Amon Amarth // Surtur Rising
Rating: 4.5/5.0 —Are you ready to Ragnarock?? [Ha! I ruined your pun by adding an umlaut!AMG]
Label: Metal Blade Records
Websites: amonamarth.com/ myspace.com/amonamarth
Release Dates: EU: 2011.03.28 | US: 03.29.2011

Amon Amarth - Surtur RisingAHHHH! The war drums are sounding the return of the dragon ships at last! One of the most anticipated releases of the new year is finally here. Since my Amon Amarth geekdom is second only to my slavish Amorphis fanboyism, to say I’m excited to get my hands and ears on Surtur Rising simply doesn’t cover it. Lately it’s seemed these war-like Swedes could do no wrong and their past two albums have been monstrous platters of crushing melodic death metal of the highest caliber.
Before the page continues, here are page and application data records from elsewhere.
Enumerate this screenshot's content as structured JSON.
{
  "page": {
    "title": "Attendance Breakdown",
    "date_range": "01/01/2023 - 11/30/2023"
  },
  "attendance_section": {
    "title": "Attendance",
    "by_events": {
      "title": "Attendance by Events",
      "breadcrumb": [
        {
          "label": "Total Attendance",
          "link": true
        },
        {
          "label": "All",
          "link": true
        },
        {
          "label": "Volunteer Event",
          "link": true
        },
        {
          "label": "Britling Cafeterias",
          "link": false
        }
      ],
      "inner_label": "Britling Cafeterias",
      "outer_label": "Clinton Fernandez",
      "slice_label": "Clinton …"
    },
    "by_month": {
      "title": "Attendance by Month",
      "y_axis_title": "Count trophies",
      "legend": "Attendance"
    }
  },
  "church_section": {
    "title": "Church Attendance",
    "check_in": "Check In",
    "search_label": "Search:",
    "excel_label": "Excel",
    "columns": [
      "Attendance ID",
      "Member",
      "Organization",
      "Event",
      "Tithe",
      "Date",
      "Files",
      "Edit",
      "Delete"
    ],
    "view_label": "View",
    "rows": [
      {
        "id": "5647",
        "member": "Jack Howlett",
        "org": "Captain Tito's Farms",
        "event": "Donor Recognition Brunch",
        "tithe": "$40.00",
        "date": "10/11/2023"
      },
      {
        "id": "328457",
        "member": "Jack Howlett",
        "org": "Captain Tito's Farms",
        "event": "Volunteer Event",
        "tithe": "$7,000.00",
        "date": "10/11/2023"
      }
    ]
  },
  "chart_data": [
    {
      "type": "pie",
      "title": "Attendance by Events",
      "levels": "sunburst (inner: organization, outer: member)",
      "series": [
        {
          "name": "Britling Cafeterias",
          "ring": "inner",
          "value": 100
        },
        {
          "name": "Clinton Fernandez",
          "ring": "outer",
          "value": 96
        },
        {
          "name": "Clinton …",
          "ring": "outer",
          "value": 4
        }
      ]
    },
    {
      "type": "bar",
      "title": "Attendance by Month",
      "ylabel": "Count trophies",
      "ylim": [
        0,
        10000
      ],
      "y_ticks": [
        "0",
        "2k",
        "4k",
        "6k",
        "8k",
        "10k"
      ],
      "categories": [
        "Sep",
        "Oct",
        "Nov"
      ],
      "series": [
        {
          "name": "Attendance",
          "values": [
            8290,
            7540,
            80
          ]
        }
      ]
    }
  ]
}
If you were expecting something different here, you’re obviously an idiot because it clearly ain’t broke so why fuck with it? Thankfully, Surtur Rising picks up where Twilight of the Thunder God left off and delivers another size fourteen viking boot to your Asgard with their trademark precise, powerful style. This is heavy as hell, metal as fuck and the perfect soundtrack to pillage, maraud and rampage to. Amon Amarth has done it once again and given their track record, no one should be surprised by how good this is.

Opening track “War of the Gods” immediately tells you all is right in the nine worlds as Johan Hegg and crew bring back the tried and true Amon Amarth sound. This is a classic track, with Hegg’s huge death bellows and the legendary riffing style of Olavi Mikkonen and Johan Söderberg. Once again they provide huge, heavy battle riffs mixed with quick trem picking and mournful, emotive solos and show they really know their craft inside and out. An amazing lead off and I can only imagine how great this will sound live. “Tock’s Taunt – Loke’s Treachery Part II” is the sequel to “Hemrods Ride to Hell” off With Oden On Our Side and proves a very compelling counterpoint to that classic. Mid-paced but bursting with energy and anger, it’s also very hooky and memorable in that odd Amon Amarthy way. You’ll find yourself growling it in public and people will quickly move away from you. Later we get “Destroyer of the Universe” and The Last Stand of Frej,” both tell the tale of the epic battle between evil fire god Surtur and Norse hero Frej from different perspectives. While “Destroyer of the Universe” is a raging, thrashed out killer, “The Last Stand of Frej” is a slight departure for AA with a ponderous, mournful doom metal style as Frej laments his upcoming death. Both are outstanding tracks. Elsewhere there’s a balls to the wall thrasher (“A Beast Am I”), anthemic rallying songs (“Live With No Regrets,” “For Victory or Death”) and the biggest surprise, the slightly orchestral and downtrodden “Doom Over Dead Man.” All work and all are addictive additions to the AA catalogue. No filler, no duds, just pagan war metal the way we like it.Amon Amarth 2011 - by Steve Brown

A lot of what was working so well on previous albums is wisely continued here. That isn’t to say their sound has stagnated. They do try some new things like the orchestral segment in “Doom Over Dead Man.” The doomish style of  “The Last Stand of Frej” is also a little different than their usual fare. This is a heavier album than Twilight and features some of the fastest, most aggressive songs Amon Amarth has done in a long time. Also, Hegg’s vocals are more raw, deep and guttural than they’ve been in awhile, at times making it harder to follow the lyrics without a sheet (during “Wrath of the Norsemen” his vox wander into grindcore territory at times). This combination of heavier songs and more deathy vocals makes this ever so slightly less accessible and immediate than Twilight but fear not. As always, the element that makes these guys so great is the guitar work and Surtur Rising is another fantastic fret feast. Every song has its huge riff or memorable lead line. This is how melodic death metal is done and I couldn’t ask for anything more.

Another album, another triumph for these dependable viking warlords. This is on par with Twilight of the Thunder God and only a notch below With Oden On Our Side. Are these guys starting to recycle their ideas and sound somewhat? Yes, but so far it’s still working very well and I’m totally OK with it. This is the album I wanted from Amon Amarth and I’d be totally happy with a few more in exactly the same style. Now, build a viking bonfire, celebrate Midvinterblot and rage until your neck feels Thor (yep AMG, I like puns).